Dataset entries
-*-*-
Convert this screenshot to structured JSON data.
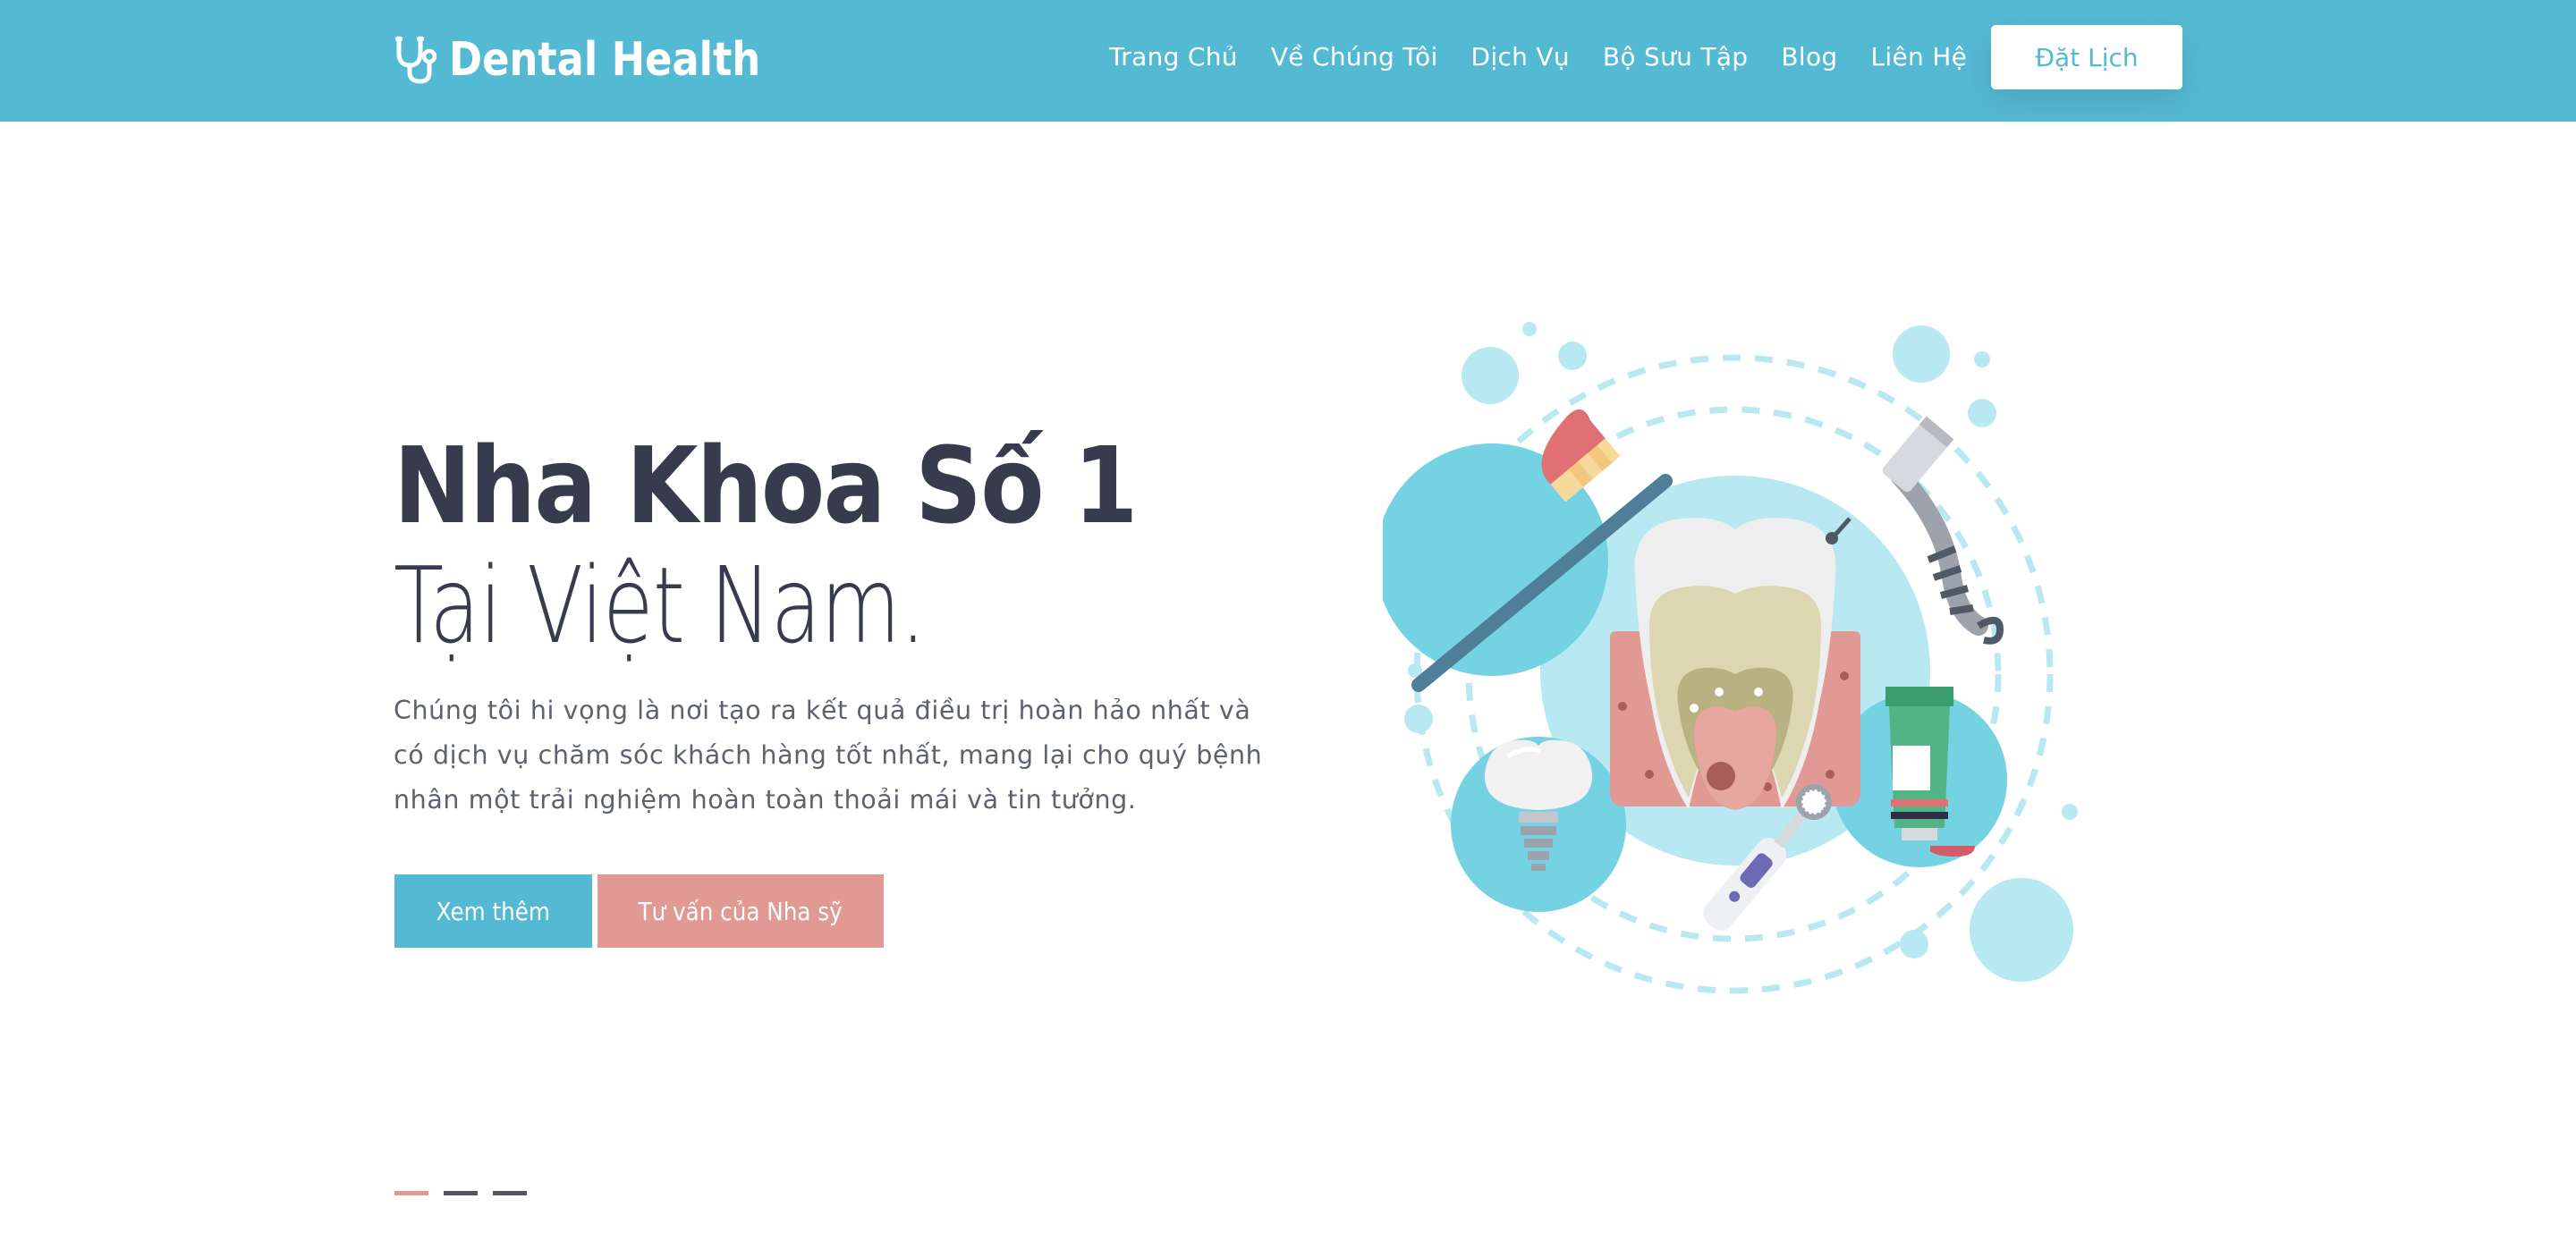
{
  "brand": {
    "name": "Dental Health",
    "icon": "stethoscope-icon"
  },
  "nav": {
    "items": [
      {
        "label": "Trang Chủ"
      },
      {
        "label": "Về Chúng Tôi"
      },
      {
        "label": "Dịch Vụ"
      },
      {
        "label": "Bộ Sưu Tập"
      },
      {
        "label": "Blog"
      },
      {
        "label": "Liên Hệ"
      }
    ],
    "cta_label": "Đặt Lịch"
  },
  "hero": {
    "title_bold": "Nha Khoa Số 1",
    "title_light": "Tại Việt Nam.",
    "description": "Chúng tôi hi vọng là nơi tạo ra kết quả điều trị hoàn hảo nhất và có dịch vụ chăm sóc khách hàng tốt nhất, mang lại cho quý bệnh nhân một trải nghiệm hoàn toàn thoải mái và tin tưởng.",
    "primary_button": "Xem thêm",
    "secondary_button": "Tư vấn của Nha sỹ",
    "illustration_icons": [
      "tooth-icon",
      "toothbrush-icon",
      "dental-drill-icon",
      "toothpaste-icon",
      "dental-implant-icon",
      "electric-toothbrush-icon"
    ]
  },
  "slider": {
    "dots": 3,
    "active_index": 0
  },
  "colors": {
    "primary": "#54b9d3",
    "accent": "#e19993",
    "heading": "#373b4d",
    "body_text": "#5d6170",
    "light_blue": "#b8e8f2",
    "mid_blue": "#74d2e2"
  }
}
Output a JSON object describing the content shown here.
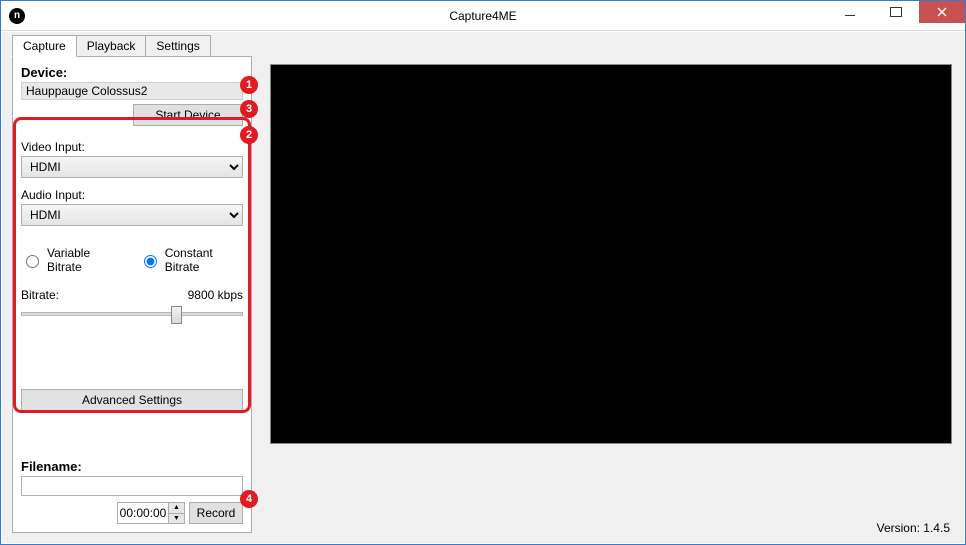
{
  "window": {
    "title": "Capture4ME"
  },
  "tabs": {
    "capture": "Capture",
    "playback": "Playback",
    "settings": "Settings"
  },
  "device": {
    "label": "Device:",
    "name": "Hauppauge Colossus2",
    "start_button": "Start Device"
  },
  "inputs": {
    "video_label": "Video Input:",
    "video_value": "HDMI",
    "audio_label": "Audio Input:",
    "audio_value": "HDMI"
  },
  "bitrate": {
    "variable_label": "Variable Bitrate",
    "constant_label": "Constant Bitrate",
    "selected": "constant",
    "label": "Bitrate:",
    "value": "9800 kbps"
  },
  "advanced_button": "Advanced Settings",
  "filename": {
    "label": "Filename:",
    "value": "",
    "duration": "00:00:00",
    "record_button": "Record"
  },
  "version_label": "Version: 1.4.5",
  "annotations": {
    "b1": "1",
    "b2": "2",
    "b3": "3",
    "b4": "4"
  }
}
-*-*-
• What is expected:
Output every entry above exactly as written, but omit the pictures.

• Exercise response:
Convert this screenshot to structured JSON data.
{
  "brand": {
    "name": "Dental Health",
    "icon": "stethoscope-icon"
  },
  "nav": {
    "items": [
      {
        "label": "Trang Chủ"
      },
      {
        "label": "Về Chúng Tôi"
      },
      {
        "label": "Dịch Vụ"
      },
      {
        "label": "Bộ Sưu Tập"
      },
      {
        "label": "Blog"
      },
      {
        "label": "Liên Hệ"
      }
    ],
    "cta_label": "Đặt Lịch"
  },
  "hero": {
    "title_bold": "Nha Khoa Số 1",
    "title_light": "Tại Việt Nam.",
    "description": "Chúng tôi hi vọng là nơi tạo ra kết quả điều trị hoàn hảo nhất và có dịch vụ chăm sóc khách hàng tốt nhất, mang lại cho quý bệnh nhân một trải nghiệm hoàn toàn thoải mái và tin tưởng.",
    "primary_button": "Xem thêm",
    "secondary_button": "Tư vấn của Nha sỹ",
    "illustration_icons": [
      "tooth-icon",
      "toothbrush-icon",
      "dental-drill-icon",
      "toothpaste-icon",
      "dental-implant-icon",
      "electric-toothbrush-icon"
    ]
  },
  "slider": {
    "dots": 3,
    "active_index": 0
  },
  "colors": {
    "primary": "#54b9d3",
    "accent": "#e19993",
    "heading": "#373b4d",
    "body_text": "#5d6170",
    "light_blue": "#b8e8f2",
    "mid_blue": "#74d2e2"
  }
}
Output a JSON object describing the content shown here.
{
  "window": {
    "title": "Capture4ME"
  },
  "tabs": {
    "capture": "Capture",
    "playback": "Playback",
    "settings": "Settings"
  },
  "device": {
    "label": "Device:",
    "name": "Hauppauge Colossus2",
    "start_button": "Start Device"
  },
  "inputs": {
    "video_label": "Video Input:",
    "video_value": "HDMI",
    "audio_label": "Audio Input:",
    "audio_value": "HDMI"
  },
  "bitrate": {
    "variable_label": "Variable Bitrate",
    "constant_label": "Constant Bitrate",
    "selected": "constant",
    "label": "Bitrate:",
    "value": "9800 kbps"
  },
  "advanced_button": "Advanced Settings",
  "filename": {
    "label": "Filename:",
    "value": "",
    "duration": "00:00:00",
    "record_button": "Record"
  },
  "version_label": "Version: 1.4.5",
  "annotations": {
    "b1": "1",
    "b2": "2",
    "b3": "3",
    "b4": "4"
  }
}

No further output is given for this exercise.